■ DATA ■

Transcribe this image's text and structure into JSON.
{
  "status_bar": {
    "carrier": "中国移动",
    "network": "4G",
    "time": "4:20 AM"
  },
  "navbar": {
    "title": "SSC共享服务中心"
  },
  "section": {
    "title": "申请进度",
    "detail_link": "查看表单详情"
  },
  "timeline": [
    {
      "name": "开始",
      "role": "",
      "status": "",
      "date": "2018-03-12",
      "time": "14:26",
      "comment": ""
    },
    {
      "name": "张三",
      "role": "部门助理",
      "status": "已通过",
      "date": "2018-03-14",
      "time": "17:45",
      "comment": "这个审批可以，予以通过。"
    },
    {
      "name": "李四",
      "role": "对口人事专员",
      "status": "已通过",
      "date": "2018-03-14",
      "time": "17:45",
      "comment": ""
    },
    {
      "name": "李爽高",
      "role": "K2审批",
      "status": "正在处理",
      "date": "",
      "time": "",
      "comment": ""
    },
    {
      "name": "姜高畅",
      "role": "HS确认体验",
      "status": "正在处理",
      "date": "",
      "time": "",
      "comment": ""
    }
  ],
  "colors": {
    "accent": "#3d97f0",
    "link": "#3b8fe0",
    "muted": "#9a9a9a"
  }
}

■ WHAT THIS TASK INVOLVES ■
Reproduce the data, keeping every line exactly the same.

■ EXERCISE RESPONSE ■
Transcribe this image's text and structure into JSON.
{
  "status_bar": {
    "carrier": "中国移动",
    "network": "4G",
    "time": "4:20 AM"
  },
  "navbar": {
    "title": "SSC共享服务中心"
  },
  "section": {
    "title": "申请进度",
    "detail_link": "查看表单详情"
  },
  "timeline": [
    {
      "name": "开始",
      "role": "",
      "status": "",
      "date": "2018-03-12",
      "time": "14:26",
      "comment": ""
    },
    {
      "name": "张三",
      "role": "部门助理",
      "status": "已通过",
      "date": "2018-03-14",
      "time": "17:45",
      "comment": "这个审批可以，予以通过。"
    },
    {
      "name": "李四",
      "role": "对口人事专员",
      "status": "已通过",
      "date": "2018-03-14",
      "time": "17:45",
      "comment": ""
    },
    {
      "name": "李爽高",
      "role": "K2审批",
      "status": "正在处理",
      "date": "",
      "time": "",
      "comment": ""
    },
    {
      "name": "姜高畅",
      "role": "HS确认体验",
      "status": "正在处理",
      "date": "",
      "time": "",
      "comment": ""
    }
  ],
  "colors": {
    "accent": "#3d97f0",
    "link": "#3b8fe0",
    "muted": "#9a9a9a"
  }
}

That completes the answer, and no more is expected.